While by modern standards Hesiod’s myth objectifies Pandora as a “gift” presented to Epimetheus, and modern retellings of the myth describe women as the catalyst for “a plague upon men,” the OC Aerialists’ reinterpretation of the myth celebrated the strength of women. In the opening act, Pandora, played by College junior Maya Muenzer, opened Pandora’s box, which was formed by vertical blue mats, and “evils” dressed in black and red leotards and tights came spinning out. Muenzer went on to perform a graceful solo utilizing a hanging hoop.

In the following acts aerialists personified specific evils. While one might expect an interpretation of violence to be loud, fast paced and chaotic, College senior Vel Nipson’s performance was melancholic and elegant. Swinging from her legs upside down on the trapeze, she performed to “Bang Bang (My Baby Shot Me Down),” first released as a single by singer-actress Cher. The slow, powerful music and its lyrics complemented Nipson’s movements, which oscillated from dangling from the trapeze to standing tall on top of the trapeze bar, suggesting an internal struggle to find a sense of calm. Her emotional act gave a quiet and tragic beauty to a performance that could have been melodramatic.

College sophomore Kat Geber, who portrayed “madness,” began her performance by sitting on the mat with her head in her hands.
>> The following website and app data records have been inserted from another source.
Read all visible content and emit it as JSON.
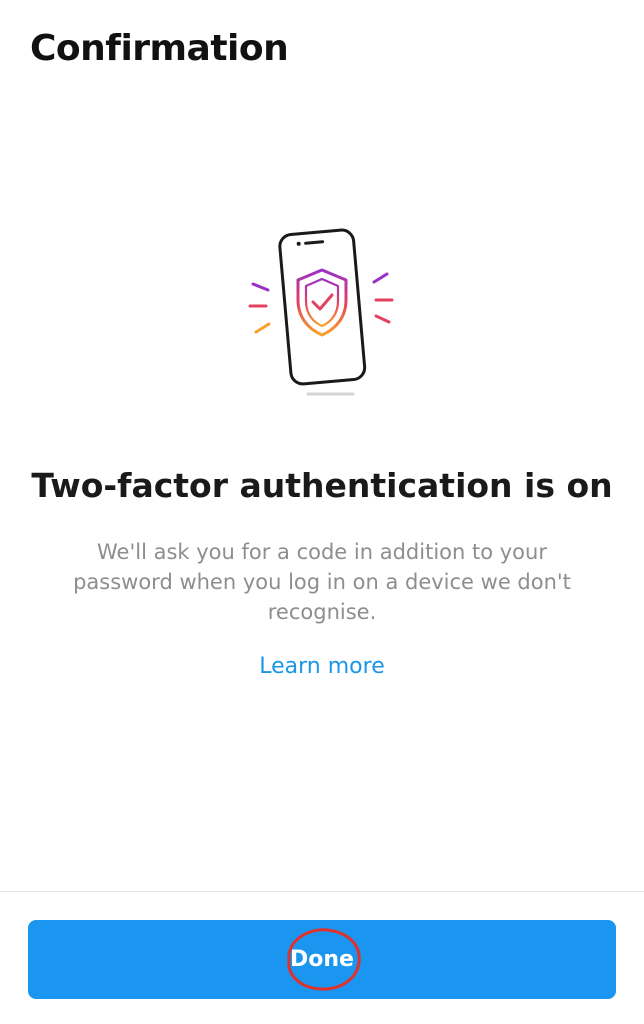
{
  "header": {
    "title": "Confirmation"
  },
  "illustration": {
    "icon": "phone-shield-check-icon"
  },
  "main": {
    "headline": "Two-factor authentication is on",
    "description": "We'll ask you for a code in addition to your password when you log in on a device we don't recognise.",
    "learn_more": "Learn more"
  },
  "footer": {
    "done_label": "Done"
  },
  "colors": {
    "primary_button": "#1a96f0",
    "link": "#1a96e6",
    "highlight_circle": "#e0322d"
  }
}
The anxiety in her jerky movements increased as she hung from the silks by her ankle, waving her arms around her head. Another impressive point of the piece was when Geber went into the splits in midair, suspended by silks wrapped around each of her ankles, the strain in her body a physical representation of the psychological stress symbolized by her performance. The piece ended dramatically with Geber hanging upside-down with her hair just brushing the floor.

College sophomore Zoe Beach’s interpretation of addiction resonated with both Nipson and Geber’s performances, all of which skillfully showcased beauty, despite the fact that they portrayed ugly human behaviors. Deftly twisting her body, she performed to Jhené Aiko’s “3:16 AM,” which references both addiction to drugs and to lovers and includes lyrics appropriate for the aerial performance, such as “I do not feel the fear of falling / Thought I could fly.” The impressive repeating somersaults Beach did around the trapeze’s bar fittingly mirrored the cyclical nature of addiction. Like Nipson and Geber’s performances, Beach’s movements were strong and controlled, as well as daring and expressive.

The cohesive theme of Pandora’s box celebrated the female body as a medium for creativity. The performers’ physical strength allowed them to achieve graceful and elegant artistic expression. The performance of the final act, “Hope,” exemplified both these aspects of the show. Dancers on the floor raised their bent-over bodies in wakeful circular motions while Beach and Geber performed a complicated, cooperative duo on the trapeze. The symmetry in their movements and the necessary supportiveness needed to pull off feats like hanging upside-down from one another’s arms off of a trapeze emphasized the importance of working together to achieve a hopeful future.